Government is committed to protecting the country’s clothing and textile sector which has shown growth in recent years, says the Department of Trade and Industry (dti).
This as employment in the footwear and leather sector showed growth of 5% between 2012 and 2014.
“What we've actually seen is that this industry to a high degree has stabilised,” said Minister of Trade and Industry Rob Davies, adding that through the Competitiveness Improvement Programme R645 million was contributed the sector.
ESKOM, under newly appointed CEO Tshediso Matona — currently the director-general of the Department of Public Enterprises — will be more tightly controlled by the department in future.
Not only will Mr Matona want to improve on what he says was Eskom’s failure to account properly, but he will have to ensure that the utility complies with a proposed bill that the department is working on.
The Government Shareholder Management Bill, which the department hopes to submit to Parliament by the end of the fiscal year, will set the legislative framework in which all state-owned companies will have to function.(Read Full Article)
THE Cabinet decided on Wednesday to appoint Department of Public Enterprises director-general Tshediso Matona as the new CEO of Eskom.
Mr Matona will take up his new position from September 1. Eskom has been under the stewardship of acting CEO Collin Matjila since April.
In making the announcement, Public Enterprises Minister Lynne Brown said she had “absolute faith” in Mr Matona who brought with him a wealth of experience and was conversant with the challenges facing Eskom.(Read Full Article)
Public Service and Administration Minister Collins Chabane says the public sector must challenge itself to be creative and embrace innovation as a new way of doing government business more smartly.
Speaking at the Centre for Public Service Conference at the Westin Hotel in Cape Town, the Minister said this was because the public service needed to move to a space where crucial government deliverables such as education, health, provision of water and sanitation, among others, are done more effectively, efficiently and quicker.(Read Full Article)
South Africa Government is committed to supporting local manufacturers through a range of local procurement instruments, says the Department of Trade and Industry (dti).
France’s Areva won a contract to replace six steam generators at South Africa’s Koeberg nuclear power plant, state utility Eskom said on Saturday.
The refit is part of a programme to install up to 9,600 megawatts of new nuclear power by 2030, as Africa’s largest economy tries to overcome chronic electricity shortages and slow greenhouse gas emissions.
The vast majority of South Africa’s electricity is generated from coal and the government is struggling to ensure that supply stays a step ahead of growing demand.(Read Full Article)
TRANSNET has secured a R6bn funding guarantee from US export credit agency US-Exim for the funding of the diesel locomotives the company is buying from General Electric (GE).

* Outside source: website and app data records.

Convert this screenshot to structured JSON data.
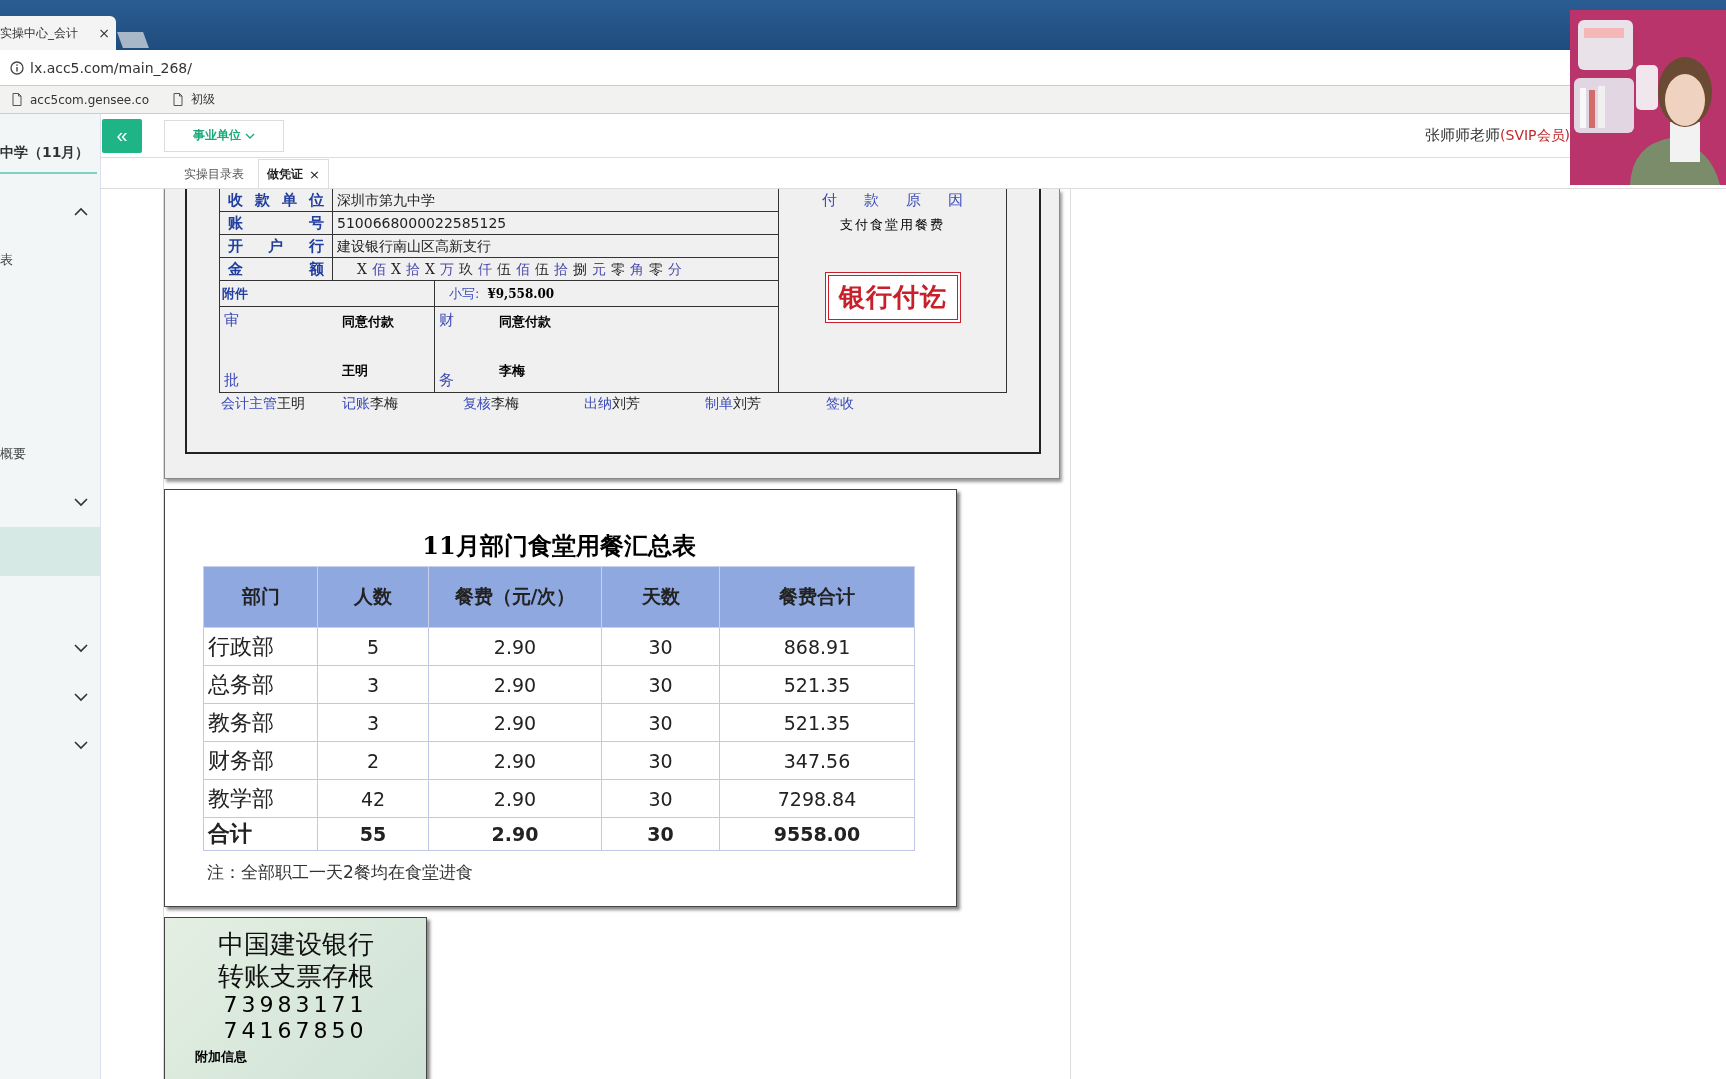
{
  "browser": {
    "tab_title": "实操中心_会计",
    "tab_close": "×",
    "address": "lx.acc5.com/main_268/",
    "bookmarks": [
      "acc5com.gensee.co",
      "初级"
    ]
  },
  "app": {
    "collapse_button": "«",
    "unit_dropdown": "事业单位",
    "user_name": "张师师老师",
    "member_badge": "(SVIP会员)",
    "tabs": [
      {
        "label": "实操目录表",
        "selected": false,
        "closable": false
      },
      {
        "label": "做凭证",
        "selected": true,
        "closable": true
      }
    ],
    "tab_close": "×"
  },
  "sidebar": {
    "title": "中学（11月）",
    "items": [
      {
        "kind": "group",
        "expanded": true
      },
      {
        "kind": "item",
        "label": "表",
        "selected": false
      },
      {
        "kind": "blank",
        "selected": false
      },
      {
        "kind": "blank",
        "selected": false
      },
      {
        "kind": "blank",
        "selected": false
      },
      {
        "kind": "item",
        "label": "概要",
        "selected": false
      },
      {
        "kind": "group",
        "expanded": false
      },
      {
        "kind": "blank",
        "selected": true
      },
      {
        "kind": "blank",
        "selected": false
      },
      {
        "kind": "group",
        "expanded": false
      },
      {
        "kind": "group",
        "expanded": false
      },
      {
        "kind": "group",
        "expanded": false
      }
    ]
  },
  "voucher": {
    "payee_rows": [
      {
        "label": "收 款 单 位",
        "value": "深圳市第九中学"
      },
      {
        "label": "账 号",
        "value": "5100668000022585125"
      },
      {
        "label": "开 户 行",
        "value": "建设银行南山区高新支行"
      }
    ],
    "amount": {
      "label": "金 额",
      "chars": [
        {
          "text": "X",
          "kind": "digit"
        },
        {
          "text": "佰",
          "kind": "unit"
        },
        {
          "text": "X",
          "kind": "digit"
        },
        {
          "text": "拾",
          "kind": "unit"
        },
        {
          "text": "X",
          "kind": "digit"
        },
        {
          "text": "万",
          "kind": "unit"
        },
        {
          "text": "玖",
          "kind": "digit"
        },
        {
          "text": "仟",
          "kind": "unit"
        },
        {
          "text": "伍",
          "kind": "digit"
        },
        {
          "text": "佰",
          "kind": "unit"
        },
        {
          "text": "伍",
          "kind": "digit"
        },
        {
          "text": "拾",
          "kind": "unit"
        },
        {
          "text": "捌",
          "kind": "digit"
        },
        {
          "text": "元",
          "kind": "unit"
        },
        {
          "text": "零",
          "kind": "digit"
        },
        {
          "text": "角",
          "kind": "unit"
        },
        {
          "text": "零",
          "kind": "digit"
        },
        {
          "text": "分",
          "kind": "unit"
        }
      ]
    },
    "attachment_label": "附件",
    "small_label": "小写:",
    "small_amount": "¥9,558.00",
    "sign_boxes": [
      {
        "label_top": "审",
        "label_bottom": "批",
        "opinion": "同意付款",
        "signer": "王明"
      },
      {
        "label_top": "财",
        "label_bottom": "务",
        "opinion": "同意付款",
        "signer": "李梅"
      }
    ],
    "reason_label": "付 款 原 因",
    "reason": "支付食堂用餐费",
    "stamp": "银行付讫",
    "signatures": [
      {
        "role": "会计主管",
        "name": "王明"
      },
      {
        "role": "记账",
        "name": "李梅"
      },
      {
        "role": "复核",
        "name": "李梅"
      },
      {
        "role": "出纳",
        "name": "刘芳"
      },
      {
        "role": "制单",
        "name": "刘芳"
      },
      {
        "role": "签收"
      }
    ]
  },
  "summary": {
    "title": "11月部门食堂用餐汇总表",
    "columns": [
      "部门",
      "人数",
      "餐费（元/次）",
      "天数",
      "餐费合计"
    ],
    "rows": [
      {
        "kind": "row",
        "cells": [
          "行政部",
          "5",
          "2.90",
          "30",
          "868.91"
        ]
      },
      {
        "kind": "row",
        "cells": [
          "总务部",
          "3",
          "2.90",
          "30",
          "521.35"
        ]
      },
      {
        "kind": "row",
        "cells": [
          "教务部",
          "3",
          "2.90",
          "30",
          "521.35"
        ]
      },
      {
        "kind": "row",
        "cells": [
          "财务部",
          "2",
          "2.90",
          "30",
          "347.56"
        ]
      },
      {
        "kind": "row",
        "cells": [
          "教学部",
          "42",
          "2.90",
          "30",
          "7298.84"
        ]
      },
      {
        "kind": "total",
        "cells": [
          "合计",
          "55",
          "2.90",
          "30",
          "9558.00"
        ]
      }
    ],
    "note": "注：全部职工一天2餐均在食堂进食"
  },
  "check_stub": {
    "bank": "中国建设银行",
    "title": "转账支票存根",
    "numbers": [
      "73983171",
      "74167850"
    ],
    "extra_label": "附加信息"
  }
}
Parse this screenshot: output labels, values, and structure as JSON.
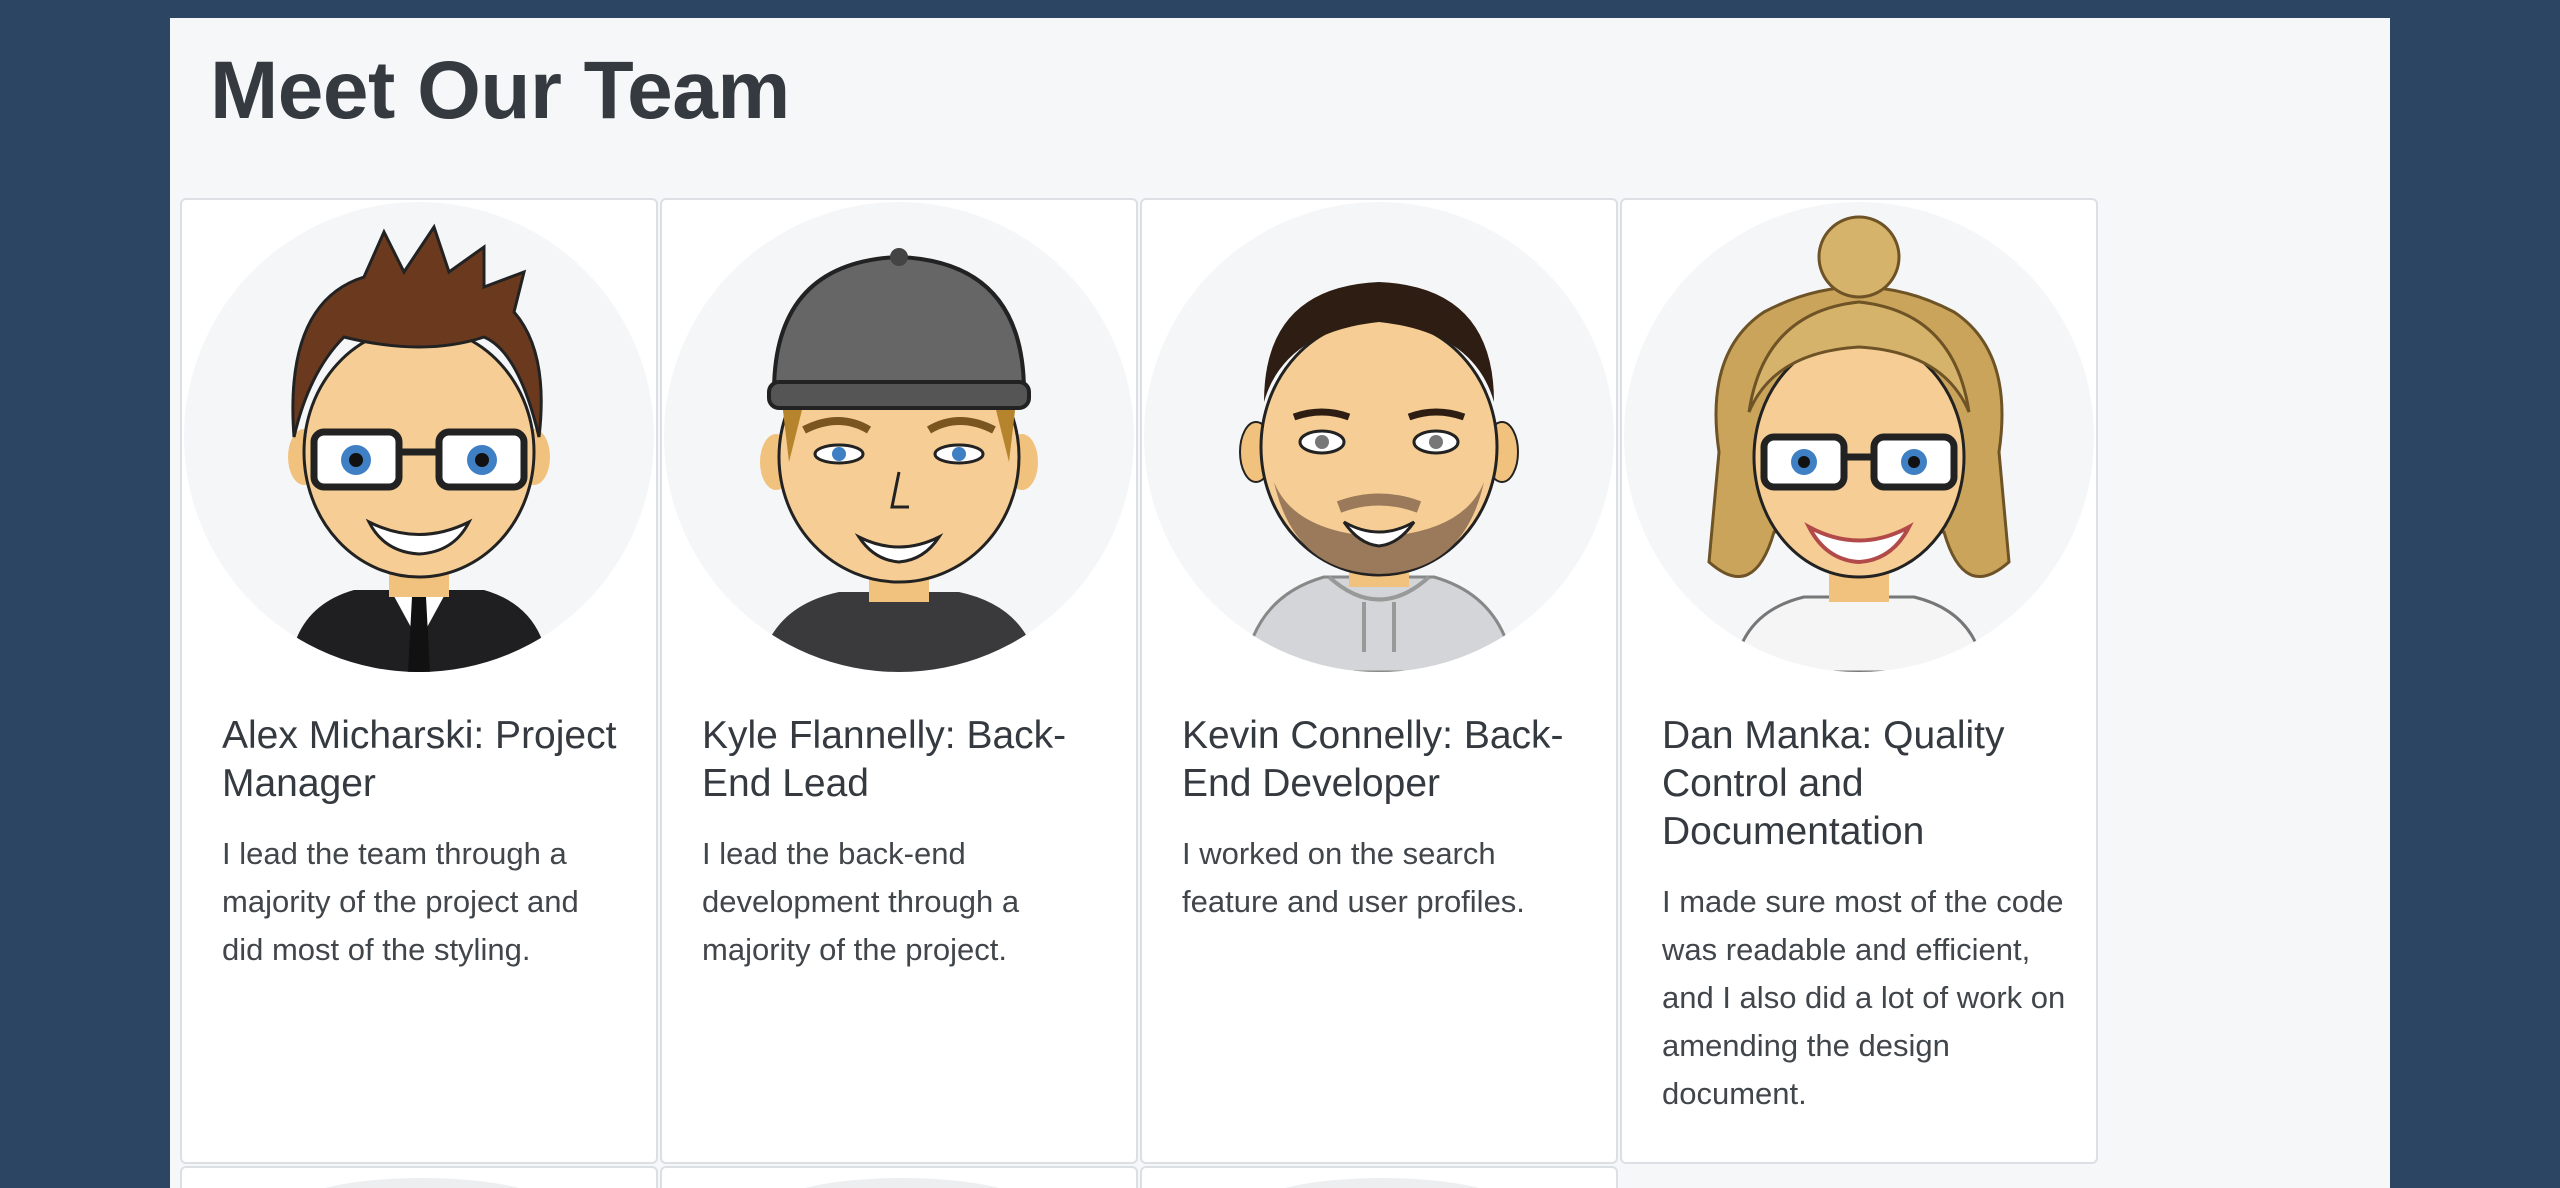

The group CE of the state-owned ports, rail and pipeline company, Brian Molefe, said on Wednesday that the guarantee was "a massive thumbs-up from the international investor community, affirming Transnet’s credit-worthiness and South Africa’s attractiveness as an investment destination.
"The guarantee from US-Exim enables Transnet to raise funds in the markets for the financing of the GE locomotive transaction.(Read Full Article)
A CASE study on South Africa’s aluminium sector has found that BHP Billiton’s special pricing agreement for its Bayside and Hillside smelters in the Richards Bay industrial development zone has now cost Eskom R11.5bn.
The parastatal’s huge deficit has significant import for industrial policy development in South Africa as a function of cost-benefit analysis in respect of the relative benefits of "state-led" or "state-facilitated" economic growth.(Read Full Article)
Zambia’s minister of commerce, trade and industry Robert Sichinga has called on procurement professionals to work together to “fight the scourge of corruption and fraud”.(Read Full Article)